[[ WORKING DATA, beginning ]]

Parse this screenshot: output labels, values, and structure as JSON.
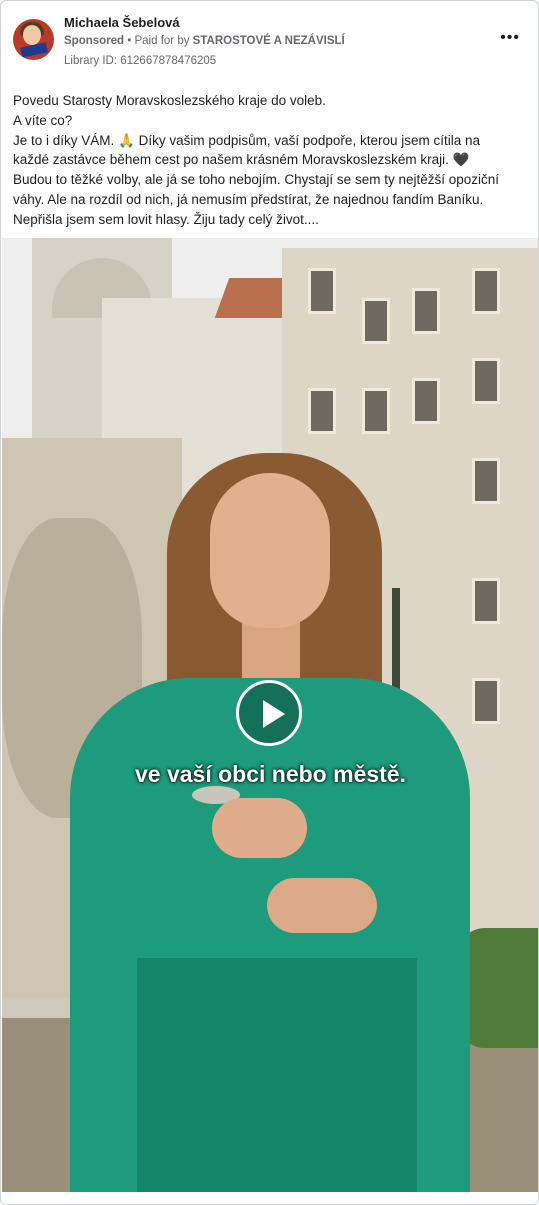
{
  "post": {
    "author": "Michaela Šebelová",
    "sponsored_label": "Sponsored",
    "paid_for_prefix": "• Paid for by",
    "paid_for_by": "STAROSTOVÉ A NEZÁVISLÍ",
    "library_id": "Library ID: 612667878476205",
    "more_icon": "more-horizontal-icon",
    "text_lines": [
      "Povedu Starosty Moravskoslezského kraje do voleb.",
      "A víte co?",
      "Je to i díky VÁM. 🙏 Díky vašim podpisům, vaší podpoře, kterou jsem cítila na",
      "každé zastávce během cest po našem krásném Moravskoslezském kraji. 🖤",
      "Budou to těžké volby, ale já se toho nebojím. Chystají se sem ty nejtěžší opoziční",
      "váhy. Ale na rozdíl od nich, já nemusím předstírat, že najednou fandím Baníku.",
      "Nepřišla jsem sem lovit hlasy. Žiju tady celý život...."
    ]
  },
  "video": {
    "caption": "ve vaší obci nebo městě.",
    "play_icon": "play-icon"
  }
}
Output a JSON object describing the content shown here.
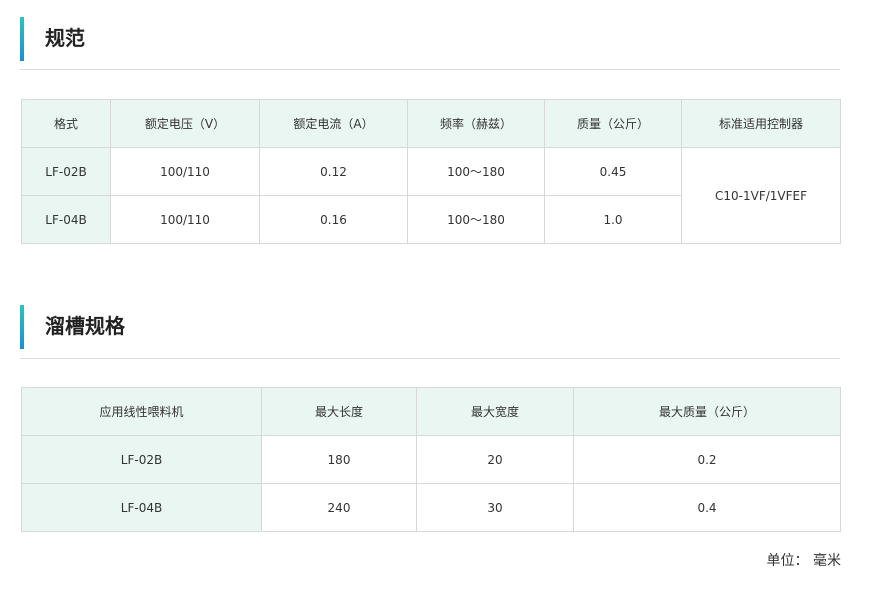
{
  "spec": {
    "title": "规范",
    "headers": [
      "格式",
      "额定电压（V）",
      "额定电流（A）",
      "频率（赫兹）",
      "质量（公斤）",
      "标准适用控制器"
    ],
    "rows": [
      [
        "LF-02B",
        "100/110",
        "0.12",
        "100～180",
        "0.45"
      ],
      [
        "LF-04B",
        "100/110",
        "0.16",
        "100～180",
        "1.0"
      ]
    ],
    "controller": "C10-1VF/1VFEF"
  },
  "groove": {
    "title": "溜槽规格",
    "headers": [
      "应用线性喂料机",
      "最大长度",
      "最大宽度",
      "最大质量（公斤）"
    ],
    "rows": [
      [
        "LF-02B",
        "180",
        "20",
        "0.2"
      ],
      [
        "LF-04B",
        "240",
        "30",
        "0.4"
      ]
    ]
  },
  "unit": "单位： 毫米",
  "colors": {
    "accent_top": "#2ec4b6",
    "accent_bottom": "#1a8fd6",
    "header_bg": "#eaf6f1",
    "border": "#d8d8d8"
  }
}
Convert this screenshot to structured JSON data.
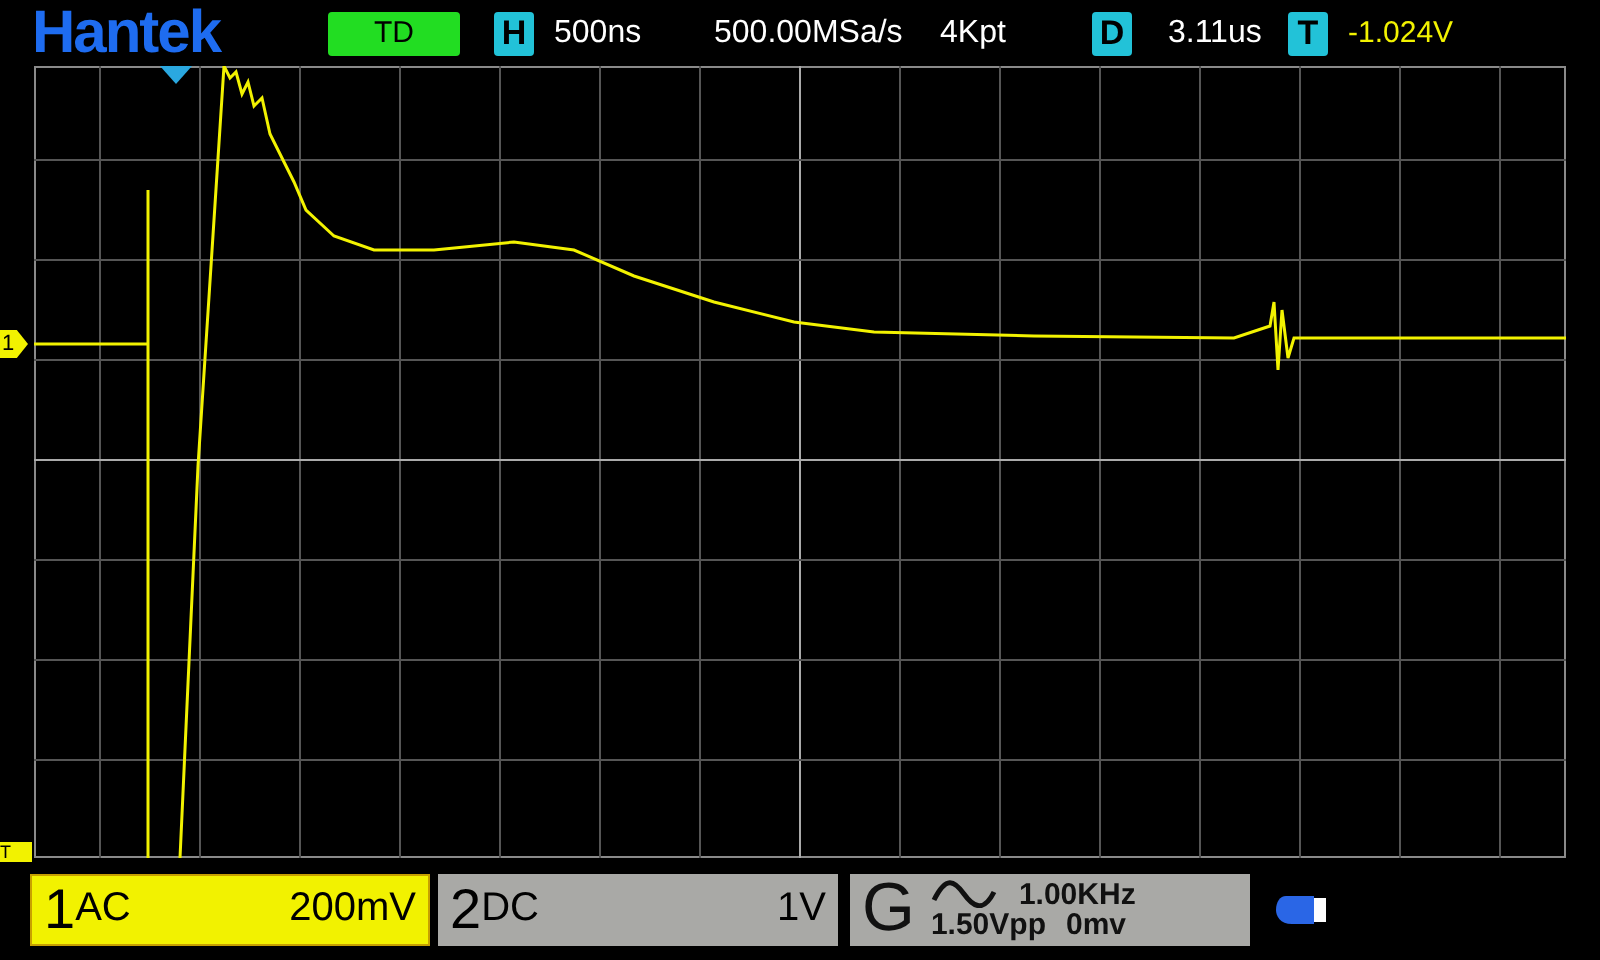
{
  "brand": "Hantek",
  "mode_badge": "TD",
  "horizontal": {
    "label": "H",
    "timebase": "500ns",
    "sample_rate": "500.00MSa/s",
    "memory": "4Kpt"
  },
  "delay": {
    "label": "D",
    "value": "3.11us"
  },
  "trigger": {
    "label": "T",
    "level": "-1.024V"
  },
  "markers": {
    "channel": "1",
    "trigger": "T"
  },
  "channels": [
    {
      "number": "1",
      "coupling": "AC",
      "scale": "200mV",
      "active": true
    },
    {
      "number": "2",
      "coupling": "DC",
      "scale": "1V",
      "active": false
    }
  ],
  "generator": {
    "label": "G",
    "frequency": "1.00KHz",
    "amplitude": "1.50Vpp",
    "offset": "0mv"
  }
}
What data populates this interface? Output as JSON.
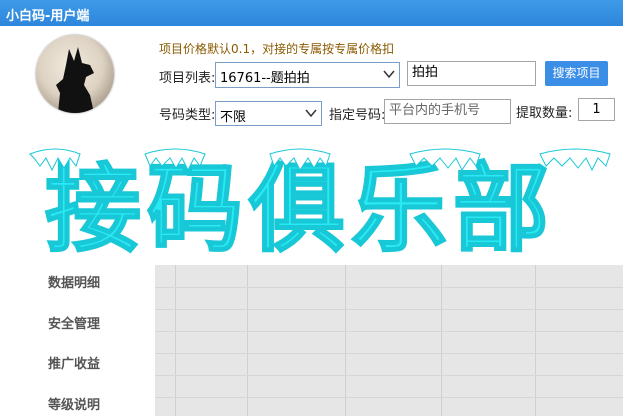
{
  "window": {
    "title": "小白码-用户端"
  },
  "notice": "项目价格默认0.1，对接的专属按专属价格扣",
  "form": {
    "project_list_label": "项目列表:",
    "project_selected": "16761--题拍拍",
    "search_value": "拍拍",
    "search_button": "搜索项目",
    "number_type_label": "号码类型:",
    "number_type_selected": "不限",
    "specified_number_label": "指定号码:",
    "specified_number_placeholder": "平台内的手机号",
    "extract_count_label": "提取数量:",
    "extract_count_value": "1"
  },
  "banner": {
    "text": "接码俱乐部",
    "color": "#29e9f4"
  },
  "sidebar": {
    "items": [
      {
        "label": "数据明细"
      },
      {
        "label": "安全管理"
      },
      {
        "label": "推广收益"
      },
      {
        "label": "等级说明"
      }
    ]
  },
  "colors": {
    "titlebar": "#2d86db",
    "accent_button": "#3a8ee6",
    "notice": "#8a5a00"
  }
}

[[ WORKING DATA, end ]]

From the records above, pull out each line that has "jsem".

      "Je to i díky VÁM. 🙏 Díky vašim podpisům, vaší podpoře, kterou jsem cítila na",
      "Nepřišla jsem sem lovit hlasy. Žiju tady celý život...."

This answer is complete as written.